◆ **Required action**
Print the records again, matching each line exactly.

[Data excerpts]
★ ★ ★ ★ ★

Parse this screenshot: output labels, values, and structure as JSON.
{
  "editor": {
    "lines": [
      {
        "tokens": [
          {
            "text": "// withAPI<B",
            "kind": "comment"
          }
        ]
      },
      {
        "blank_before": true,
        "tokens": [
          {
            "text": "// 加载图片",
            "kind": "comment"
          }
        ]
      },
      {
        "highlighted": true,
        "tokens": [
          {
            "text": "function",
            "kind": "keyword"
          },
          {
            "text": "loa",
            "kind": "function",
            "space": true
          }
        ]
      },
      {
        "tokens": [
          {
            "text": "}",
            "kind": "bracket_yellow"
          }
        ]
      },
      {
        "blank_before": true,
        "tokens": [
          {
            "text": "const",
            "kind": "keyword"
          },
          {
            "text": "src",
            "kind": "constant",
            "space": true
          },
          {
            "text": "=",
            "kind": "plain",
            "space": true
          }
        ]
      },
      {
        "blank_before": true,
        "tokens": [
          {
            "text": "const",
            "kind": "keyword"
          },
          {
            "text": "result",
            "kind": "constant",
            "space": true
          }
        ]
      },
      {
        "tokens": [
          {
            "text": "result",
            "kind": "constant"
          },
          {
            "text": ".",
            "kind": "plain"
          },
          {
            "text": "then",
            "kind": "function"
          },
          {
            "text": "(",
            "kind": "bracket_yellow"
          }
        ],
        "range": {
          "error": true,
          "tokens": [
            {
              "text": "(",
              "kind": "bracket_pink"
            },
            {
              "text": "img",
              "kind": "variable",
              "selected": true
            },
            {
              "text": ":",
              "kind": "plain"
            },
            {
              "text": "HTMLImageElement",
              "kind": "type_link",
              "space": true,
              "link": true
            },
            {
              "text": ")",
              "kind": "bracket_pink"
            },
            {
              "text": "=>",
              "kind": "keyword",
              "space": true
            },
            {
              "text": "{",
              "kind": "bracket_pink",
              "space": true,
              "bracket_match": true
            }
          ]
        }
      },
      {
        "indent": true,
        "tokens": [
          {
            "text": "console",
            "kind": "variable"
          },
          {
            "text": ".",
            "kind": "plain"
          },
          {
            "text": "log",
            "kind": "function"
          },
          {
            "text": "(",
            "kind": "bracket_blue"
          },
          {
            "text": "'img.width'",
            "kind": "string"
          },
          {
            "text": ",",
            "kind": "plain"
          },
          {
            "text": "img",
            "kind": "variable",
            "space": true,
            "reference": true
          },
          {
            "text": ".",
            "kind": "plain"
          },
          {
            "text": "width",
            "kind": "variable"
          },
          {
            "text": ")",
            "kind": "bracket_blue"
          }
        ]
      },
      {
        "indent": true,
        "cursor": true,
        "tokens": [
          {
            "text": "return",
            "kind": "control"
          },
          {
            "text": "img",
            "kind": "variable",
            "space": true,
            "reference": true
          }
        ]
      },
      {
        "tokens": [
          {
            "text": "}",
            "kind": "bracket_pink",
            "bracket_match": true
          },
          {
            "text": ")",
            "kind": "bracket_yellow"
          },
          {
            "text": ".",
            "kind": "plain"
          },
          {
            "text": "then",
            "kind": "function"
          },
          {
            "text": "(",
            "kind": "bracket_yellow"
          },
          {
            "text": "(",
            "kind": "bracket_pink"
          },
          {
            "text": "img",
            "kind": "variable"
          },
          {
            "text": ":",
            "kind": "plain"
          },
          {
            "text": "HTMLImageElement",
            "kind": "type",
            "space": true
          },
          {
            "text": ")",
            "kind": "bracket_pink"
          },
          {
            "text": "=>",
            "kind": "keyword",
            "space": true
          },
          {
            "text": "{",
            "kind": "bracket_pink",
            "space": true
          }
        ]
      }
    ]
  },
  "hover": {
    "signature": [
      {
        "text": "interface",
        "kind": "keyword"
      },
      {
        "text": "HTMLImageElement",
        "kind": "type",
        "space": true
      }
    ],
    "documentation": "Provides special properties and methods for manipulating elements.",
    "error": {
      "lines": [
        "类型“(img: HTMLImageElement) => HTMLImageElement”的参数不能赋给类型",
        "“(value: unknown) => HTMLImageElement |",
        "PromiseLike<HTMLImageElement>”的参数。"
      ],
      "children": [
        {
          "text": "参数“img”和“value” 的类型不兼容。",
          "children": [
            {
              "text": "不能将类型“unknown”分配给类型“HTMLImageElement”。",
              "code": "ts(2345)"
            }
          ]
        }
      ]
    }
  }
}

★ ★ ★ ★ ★

◆ **Written response**
Parse this screenshot: output labels, values, and structure as JSON.
{
  "editor": {
    "lines": [
      {
        "tokens": [
          {
            "text": "// withAPI<B",
            "kind": "comment"
          }
        ]
      },
      {
        "blank_before": true,
        "tokens": [
          {
            "text": "// 加载图片",
            "kind": "comment"
          }
        ]
      },
      {
        "highlighted": true,
        "tokens": [
          {
            "text": "function",
            "kind": "keyword"
          },
          {
            "text": "loa",
            "kind": "function",
            "space": true
          }
        ]
      },
      {
        "tokens": [
          {
            "text": "}",
            "kind": "bracket_yellow"
          }
        ]
      },
      {
        "blank_before": true,
        "tokens": [
          {
            "text": "const",
            "kind": "keyword"
          },
          {
            "text": "src",
            "kind": "constant",
            "space": true
          },
          {
            "text": "=",
            "kind": "plain",
            "space": true
          }
        ]
      },
      {
        "blank_before": true,
        "tokens": [
          {
            "text": "const",
            "kind": "keyword"
          },
          {
            "text": "result",
            "kind": "constant",
            "space": true
          }
        ]
      },
      {
        "tokens": [
          {
            "text": "result",
            "kind": "constant"
          },
          {
            "text": ".",
            "kind": "plain"
          },
          {
            "text": "then",
            "kind": "function"
          },
          {
            "text": "(",
            "kind": "bracket_yellow"
          }
        ],
        "range": {
          "error": true,
          "tokens": [
            {
              "text": "(",
              "kind": "bracket_pink"
            },
            {
              "text": "img",
              "kind": "variable",
              "selected": true
            },
            {
              "text": ":",
              "kind": "plain"
            },
            {
              "text": "HTMLImageElement",
              "kind": "type_link",
              "space": true,
              "link": true
            },
            {
              "text": ")",
              "kind": "bracket_pink"
            },
            {
              "text": "=>",
              "kind": "keyword",
              "space": true
            },
            {
              "text": "{",
              "kind": "bracket_pink",
              "space": true,
              "bracket_match": true
            }
          ]
        }
      },
      {
        "indent": true,
        "tokens": [
          {
            "text": "console",
            "kind": "variable"
          },
          {
            "text": ".",
            "kind": "plain"
          },
          {
            "text": "log",
            "kind": "function"
          },
          {
            "text": "(",
            "kind": "bracket_blue"
          },
          {
            "text": "'img.width'",
            "kind": "string"
          },
          {
            "text": ",",
            "kind": "plain"
          },
          {
            "text": "img",
            "kind": "variable",
            "space": true,
            "reference": true
          },
          {
            "text": ".",
            "kind": "plain"
          },
          {
            "text": "width",
            "kind": "variable"
          },
          {
            "text": ")",
            "kind": "bracket_blue"
          }
        ]
      },
      {
        "indent": true,
        "cursor": true,
        "tokens": [
          {
            "text": "return",
            "kind": "control"
          },
          {
            "text": "img",
            "kind": "variable",
            "space": true,
            "reference": true
          }
        ]
      },
      {
        "tokens": [
          {
            "text": "}",
            "kind": "bracket_pink",
            "bracket_match": true
          },
          {
            "text": ")",
            "kind": "bracket_yellow"
          },
          {
            "text": ".",
            "kind": "plain"
          },
          {
            "text": "then",
            "kind": "function"
          },
          {
            "text": "(",
            "kind": "bracket_yellow"
          },
          {
            "text": "(",
            "kind": "bracket_pink"
          },
          {
            "text": "img",
            "kind": "variable"
          },
          {
            "text": ":",
            "kind": "plain"
          },
          {
            "text": "HTMLImageElement",
            "kind": "type",
            "space": true
          },
          {
            "text": ")",
            "kind": "bracket_pink"
          },
          {
            "text": "=>",
            "kind": "keyword",
            "space": true
          },
          {
            "text": "{",
            "kind": "bracket_pink",
            "space": true
          }
        ]
      }
    ]
  },
  "hover": {
    "signature": [
      {
        "text": "interface",
        "kind": "keyword"
      },
      {
        "text": "HTMLImageElement",
        "kind": "type",
        "space": true
      }
    ],
    "documentation": "Provides special properties and methods for manipulating elements.",
    "error": {
      "lines": [
        "类型“(img: HTMLImageElement) => HTMLImageElement”的参数不能赋给类型",
        "“(value: unknown) => HTMLImageElement |",
        "PromiseLike<HTMLImageElement>”的参数。"
      ],
      "children": [
        {
          "text": "参数“img”和“value” 的类型不兼容。",
          "children": [
            {
              "text": "不能将类型“unknown”分配给类型“HTMLImageElement”。",
              "code": "ts(2345)"
            }
          ]
        }
      ]
    }
  }
}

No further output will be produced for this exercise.